US Starts Permitting Process for 2.6+ GW Offshore Wind Farm in Virginia
The US Bureau of Ocean Energy Management (BOEM) is starting another in a series of environmental reviews the authority commenced over the past few months. This time, it is for a wind farm in federal waters off Virginia which could add more than 2.6 GW of offshore wind capacity to the US.
BOEM will issue a Notice of Intent (NOI) to Prepare an Environmental Impact Statement (EIS) for Dominion Energy’s Coastal Virginia Offshore Wind project today (2 July), which will open a 30-day public comment period.
Public input will help BOEM determine the important resources and issues, potential impacts to the environment, reasonable alternatives, and mitigation measures to be analysed in the EIS.

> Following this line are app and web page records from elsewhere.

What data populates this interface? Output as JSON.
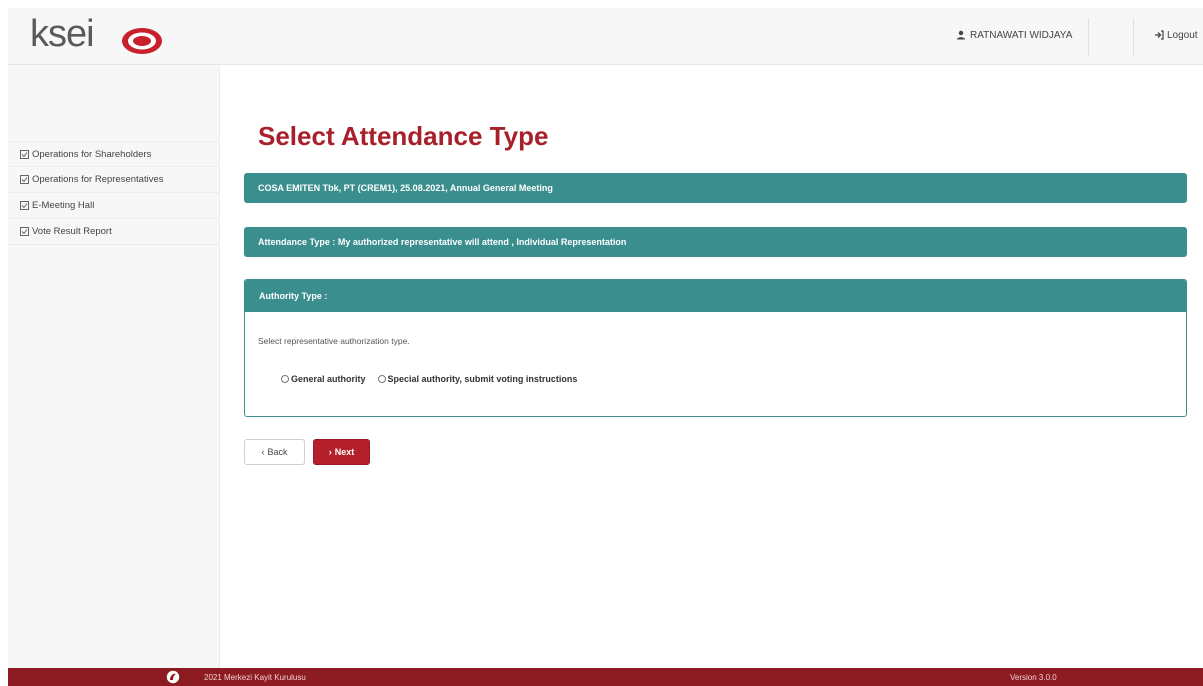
{
  "header": {
    "logo_text": "ksei",
    "logo_tagline": "",
    "user_name": "RATNAWATI WIDJAYA",
    "logout_label": "Logout"
  },
  "sidebar": {
    "items": [
      {
        "label": "Operations for Shareholders"
      },
      {
        "label": "Operations for Representatives"
      },
      {
        "label": "E-Meeting Hall"
      },
      {
        "label": "Vote Result Report"
      }
    ]
  },
  "main": {
    "title": "Select Attendance Type",
    "meeting_bar": "COSA EMITEN Tbk, PT (CREM1), 25.08.2021, Annual General Meeting",
    "attendance_bar": "Attendance Type : My authorized representative will attend , Individual Representation",
    "authority_panel": {
      "heading": "Authority Type :",
      "prompt": "Select representative authorization type.",
      "options": [
        {
          "label": "General authority",
          "selected": false
        },
        {
          "label": "Special authority, submit voting instructions",
          "selected": false
        }
      ]
    },
    "back_label": "Back",
    "next_label": "Next"
  },
  "footer": {
    "copyright": "2021 Merkezi Kayit Kurulusu",
    "version": "Version 3.0.0"
  },
  "colors": {
    "brand_red": "#a8202b",
    "teal": "#3a8f8e",
    "footer_red": "#8d1b22"
  }
}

The large scale Coastal Virginia Offshore Wind commercial project (CVOW-C), which already has its 12 MW pilot predecessor up and running off Virginia, proposes the construction and operation of up to 205 turbines capable of generating up to 3,000 MW of electricity, according to BOEM’s press release from 1 July.
The project proposal also includes three offshore substations with one possible cable landfall location in Virginia Beach.
During development and construction, the CVOW-C project would generate an average of approximately 900 jobs from 2020-2026, with a peak of approximately 1,500 jobs in 2024 and 2025. During operations and maintenance, the offshore wind farm would support about 1,100 long-term jobs.
Furthermore, if approved, the capacity added by the offshore wind farm would help Virginia reach its legislated goal of securing 5.2 GW of offshore energy by 2034.
Dominion Energy submitted the Construction and Operations Plan (COP) for the large scale wind farm, located approximately 43.5 kilometres offshore Virginia, in December 2020 with a plan to start construction in 2024 and have CVOW-C operational in 2026.
This June, BOEM and the US Army Corps of Engineers (USACE) entered into an agreement in support of planning and reviewing renewable energy projects on the Outer Continental Shelf (OCS). The agreement allows USACE to provide BOEM additional scientific and technical resources needed to evaluate offshore wind projects on the OCS.
While the scope of the agreement covers all renewable energy activities in the Atlantic, the initial focus will be on the USACE supporting the review of the Coastal Virginia Offshore Wind Commercial project, as well as the Kitty Hawk project offshore North Carolina.